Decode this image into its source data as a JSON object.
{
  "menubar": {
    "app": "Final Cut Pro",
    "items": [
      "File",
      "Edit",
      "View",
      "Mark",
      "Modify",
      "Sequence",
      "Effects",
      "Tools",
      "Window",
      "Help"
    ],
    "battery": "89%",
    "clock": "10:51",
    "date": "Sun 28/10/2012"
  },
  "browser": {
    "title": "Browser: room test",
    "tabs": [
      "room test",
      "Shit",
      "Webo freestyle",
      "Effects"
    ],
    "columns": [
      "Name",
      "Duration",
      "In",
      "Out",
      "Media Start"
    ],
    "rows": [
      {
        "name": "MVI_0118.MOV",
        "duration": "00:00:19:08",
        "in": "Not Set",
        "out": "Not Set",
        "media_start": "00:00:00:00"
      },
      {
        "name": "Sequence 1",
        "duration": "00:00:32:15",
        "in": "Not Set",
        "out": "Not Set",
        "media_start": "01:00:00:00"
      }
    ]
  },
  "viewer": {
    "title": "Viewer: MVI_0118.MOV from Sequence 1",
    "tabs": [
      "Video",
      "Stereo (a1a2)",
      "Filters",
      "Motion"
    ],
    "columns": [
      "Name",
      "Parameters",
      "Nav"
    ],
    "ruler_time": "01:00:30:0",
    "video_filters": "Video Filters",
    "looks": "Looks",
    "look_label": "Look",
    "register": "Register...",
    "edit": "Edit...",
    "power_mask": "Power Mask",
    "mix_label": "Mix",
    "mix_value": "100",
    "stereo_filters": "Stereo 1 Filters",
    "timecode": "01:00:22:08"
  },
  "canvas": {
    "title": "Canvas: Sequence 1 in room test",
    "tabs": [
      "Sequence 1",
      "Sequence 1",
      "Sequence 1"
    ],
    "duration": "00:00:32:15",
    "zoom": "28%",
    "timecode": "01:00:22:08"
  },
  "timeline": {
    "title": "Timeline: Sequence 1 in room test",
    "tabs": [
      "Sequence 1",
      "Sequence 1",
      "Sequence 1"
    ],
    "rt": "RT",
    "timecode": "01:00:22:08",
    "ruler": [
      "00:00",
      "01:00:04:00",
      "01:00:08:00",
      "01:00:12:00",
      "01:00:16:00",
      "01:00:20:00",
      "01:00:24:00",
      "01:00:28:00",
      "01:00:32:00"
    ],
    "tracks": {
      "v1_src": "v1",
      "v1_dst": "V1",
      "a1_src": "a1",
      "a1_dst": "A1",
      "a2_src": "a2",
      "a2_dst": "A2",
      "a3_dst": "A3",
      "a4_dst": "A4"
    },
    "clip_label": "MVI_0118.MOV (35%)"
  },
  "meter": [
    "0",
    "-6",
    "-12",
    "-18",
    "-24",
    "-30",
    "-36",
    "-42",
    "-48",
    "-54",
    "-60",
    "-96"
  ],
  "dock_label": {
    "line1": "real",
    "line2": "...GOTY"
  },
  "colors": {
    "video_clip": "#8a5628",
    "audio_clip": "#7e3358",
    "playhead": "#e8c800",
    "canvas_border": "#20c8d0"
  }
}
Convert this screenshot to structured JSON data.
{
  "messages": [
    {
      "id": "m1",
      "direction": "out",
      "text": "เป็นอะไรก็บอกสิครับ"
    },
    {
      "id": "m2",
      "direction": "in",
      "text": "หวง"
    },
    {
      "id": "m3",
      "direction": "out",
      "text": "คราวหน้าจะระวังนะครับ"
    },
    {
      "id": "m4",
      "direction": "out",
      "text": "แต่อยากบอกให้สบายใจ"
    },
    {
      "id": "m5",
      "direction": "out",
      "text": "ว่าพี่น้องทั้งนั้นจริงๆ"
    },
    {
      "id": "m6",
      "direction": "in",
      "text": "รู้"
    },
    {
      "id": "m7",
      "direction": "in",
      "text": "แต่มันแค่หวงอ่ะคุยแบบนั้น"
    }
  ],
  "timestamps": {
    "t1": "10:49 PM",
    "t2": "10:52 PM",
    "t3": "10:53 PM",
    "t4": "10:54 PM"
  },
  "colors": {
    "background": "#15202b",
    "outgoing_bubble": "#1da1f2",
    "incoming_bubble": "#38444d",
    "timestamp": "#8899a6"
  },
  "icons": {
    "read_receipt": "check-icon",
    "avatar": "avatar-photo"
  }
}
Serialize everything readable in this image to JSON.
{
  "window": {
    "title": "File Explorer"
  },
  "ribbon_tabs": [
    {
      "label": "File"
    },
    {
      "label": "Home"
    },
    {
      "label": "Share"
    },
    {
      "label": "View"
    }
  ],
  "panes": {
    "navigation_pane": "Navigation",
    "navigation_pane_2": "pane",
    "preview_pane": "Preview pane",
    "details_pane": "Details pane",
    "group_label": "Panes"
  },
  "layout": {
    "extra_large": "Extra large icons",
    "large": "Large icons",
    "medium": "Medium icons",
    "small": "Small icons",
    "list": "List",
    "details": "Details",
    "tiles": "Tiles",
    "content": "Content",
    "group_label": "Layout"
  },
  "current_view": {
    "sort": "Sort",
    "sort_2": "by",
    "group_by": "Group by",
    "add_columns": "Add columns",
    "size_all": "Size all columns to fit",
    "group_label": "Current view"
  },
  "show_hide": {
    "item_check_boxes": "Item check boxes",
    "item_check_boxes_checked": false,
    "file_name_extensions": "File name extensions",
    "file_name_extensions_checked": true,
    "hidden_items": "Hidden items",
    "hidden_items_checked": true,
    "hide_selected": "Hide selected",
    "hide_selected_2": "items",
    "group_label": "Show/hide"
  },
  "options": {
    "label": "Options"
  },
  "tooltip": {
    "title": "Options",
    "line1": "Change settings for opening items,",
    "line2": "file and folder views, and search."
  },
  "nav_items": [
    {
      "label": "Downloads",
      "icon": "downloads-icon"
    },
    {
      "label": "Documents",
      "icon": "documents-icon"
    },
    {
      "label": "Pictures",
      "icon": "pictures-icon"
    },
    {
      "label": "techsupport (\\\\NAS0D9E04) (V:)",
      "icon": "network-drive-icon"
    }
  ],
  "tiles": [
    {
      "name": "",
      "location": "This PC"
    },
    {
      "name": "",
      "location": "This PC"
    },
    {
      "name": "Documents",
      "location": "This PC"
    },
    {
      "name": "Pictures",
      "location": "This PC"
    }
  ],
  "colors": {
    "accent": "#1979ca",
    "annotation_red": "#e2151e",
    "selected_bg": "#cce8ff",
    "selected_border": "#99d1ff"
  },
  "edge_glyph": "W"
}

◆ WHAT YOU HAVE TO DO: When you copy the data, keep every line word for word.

◆ REPLY:
Decode this image into its source data as a JSON object.
{
  "menubar": {
    "app": "Final Cut Pro",
    "items": [
      "File",
      "Edit",
      "View",
      "Mark",
      "Modify",
      "Sequence",
      "Effects",
      "Tools",
      "Window",
      "Help"
    ],
    "battery": "89%",
    "clock": "10:51",
    "date": "Sun 28/10/2012"
  },
  "browser": {
    "title": "Browser: room test",
    "tabs": [
      "room test",
      "Shit",
      "Webo freestyle",
      "Effects"
    ],
    "columns": [
      "Name",
      "Duration",
      "In",
      "Out",
      "Media Start"
    ],
    "rows": [
      {
        "name": "MVI_0118.MOV",
        "duration": "00:00:19:08",
        "in": "Not Set",
        "out": "Not Set",
        "media_start": "00:00:00:00"
      },
      {
        "name": "Sequence 1",
        "duration": "00:00:32:15",
        "in": "Not Set",
        "out": "Not Set",
        "media_start": "01:00:00:00"
      }
    ]
  },
  "viewer": {
    "title": "Viewer: MVI_0118.MOV from Sequence 1",
    "tabs": [
      "Video",
      "Stereo (a1a2)",
      "Filters",
      "Motion"
    ],
    "columns": [
      "Name",
      "Parameters",
      "Nav"
    ],
    "ruler_time": "01:00:30:0",
    "video_filters": "Video Filters",
    "looks": "Looks",
    "look_label": "Look",
    "register": "Register...",
    "edit": "Edit...",
    "power_mask": "Power Mask",
    "mix_label": "Mix",
    "mix_value": "100",
    "stereo_filters": "Stereo 1 Filters",
    "timecode": "01:00:22:08"
  },
  "canvas": {
    "title": "Canvas: Sequence 1 in room test",
    "tabs": [
      "Sequence 1",
      "Sequence 1",
      "Sequence 1"
    ],
    "duration": "00:00:32:15",
    "zoom": "28%",
    "timecode": "01:00:22:08"
  },
  "timeline": {
    "title": "Timeline: Sequence 1 in room test",
    "tabs": [
      "Sequence 1",
      "Sequence 1",
      "Sequence 1"
    ],
    "rt": "RT",
    "timecode": "01:00:22:08",
    "ruler": [
      "00:00",
      "01:00:04:00",
      "01:00:08:00",
      "01:00:12:00",
      "01:00:16:00",
      "01:00:20:00",
      "01:00:24:00",
      "01:00:28:00",
      "01:00:32:00"
    ],
    "tracks": {
      "v1_src": "v1",
      "v1_dst": "V1",
      "a1_src": "a1",
      "a1_dst": "A1",
      "a2_src": "a2",
      "a2_dst": "A2",
      "a3_dst": "A3",
      "a4_dst": "A4"
    },
    "clip_label": "MVI_0118.MOV (35%)"
  },
  "meter": [
    "0",
    "-6",
    "-12",
    "-18",
    "-24",
    "-30",
    "-36",
    "-42",
    "-48",
    "-54",
    "-60",
    "-96"
  ],
  "dock_label": {
    "line1": "real",
    "line2": "...GOTY"
  },
  "colors": {
    "video_clip": "#8a5628",
    "audio_clip": "#7e3358",
    "playhead": "#e8c800",
    "canvas_border": "#20c8d0"
  }
}
Convert this screenshot to structured JSON data.
{
  "messages": [
    {
      "id": "m1",
      "direction": "out",
      "text": "เป็นอะไรก็บอกสิครับ"
    },
    {
      "id": "m2",
      "direction": "in",
      "text": "หวง"
    },
    {
      "id": "m3",
      "direction": "out",
      "text": "คราวหน้าจะระวังนะครับ"
    },
    {
      "id": "m4",
      "direction": "out",
      "text": "แต่อยากบอกให้สบายใจ"
    },
    {
      "id": "m5",
      "direction": "out",
      "text": "ว่าพี่น้องทั้งนั้นจริงๆ"
    },
    {
      "id": "m6",
      "direction": "in",
      "text": "รู้"
    },
    {
      "id": "m7",
      "direction": "in",
      "text": "แต่มันแค่หวงอ่ะคุยแบบนั้น"
    }
  ],
  "timestamps": {
    "t1": "10:49 PM",
    "t2": "10:52 PM",
    "t3": "10:53 PM",
    "t4": "10:54 PM"
  },
  "colors": {
    "background": "#15202b",
    "outgoing_bubble": "#1da1f2",
    "incoming_bubble": "#38444d",
    "timestamp": "#8899a6"
  },
  "icons": {
    "read_receipt": "check-icon",
    "avatar": "avatar-photo"
  }
}
Serialize everything readable in this image to JSON.
{
  "window": {
    "title": "File Explorer"
  },
  "ribbon_tabs": [
    {
      "label": "File"
    },
    {
      "label": "Home"
    },
    {
      "label": "Share"
    },
    {
      "label": "View"
    }
  ],
  "panes": {
    "navigation_pane": "Navigation",
    "navigation_pane_2": "pane",
    "preview_pane": "Preview pane",
    "details_pane": "Details pane",
    "group_label": "Panes"
  },
  "layout": {
    "extra_large": "Extra large icons",
    "large": "Large icons",
    "medium": "Medium icons",
    "small": "Small icons",
    "list": "List",
    "details": "Details",
    "tiles": "Tiles",
    "content": "Content",
    "group_label": "Layout"
  },
  "current_view": {
    "sort": "Sort",
    "sort_2": "by",
    "group_by": "Group by",
    "add_columns": "Add columns",
    "size_all": "Size all columns to fit",
    "group_label": "Current view"
  },
  "show_hide": {
    "item_check_boxes": "Item check boxes",
    "item_check_boxes_checked": false,
    "file_name_extensions": "File name extensions",
    "file_name_extensions_checked": true,
    "hidden_items": "Hidden items",
    "hidden_items_checked": true,
    "hide_selected": "Hide selected",
    "hide_selected_2": "items",
    "group_label": "Show/hide"
  },
  "options": {
    "label": "Options"
  },
  "tooltip": {
    "title": "Options",
    "line1": "Change settings for opening items,",
    "line2": "file and folder views, and search."
  },
  "nav_items": [
    {
      "label": "Downloads",
      "icon": "downloads-icon"
    },
    {
      "label": "Documents",
      "icon": "documents-icon"
    },
    {
      "label": "Pictures",
      "icon": "pictures-icon"
    },
    {
      "label": "techsupport (\\\\NAS0D9E04) (V:)",
      "icon": "network-drive-icon"
    }
  ],
  "tiles": [
    {
      "name": "",
      "location": "This PC"
    },
    {
      "name": "",
      "location": "This PC"
    },
    {
      "name": "Documents",
      "location": "This PC"
    },
    {
      "name": "Pictures",
      "location": "This PC"
    }
  ],
  "colors": {
    "accent": "#1979ca",
    "annotation_red": "#e2151e",
    "selected_bg": "#cce8ff",
    "selected_border": "#99d1ff"
  },
  "edge_glyph": "W"
}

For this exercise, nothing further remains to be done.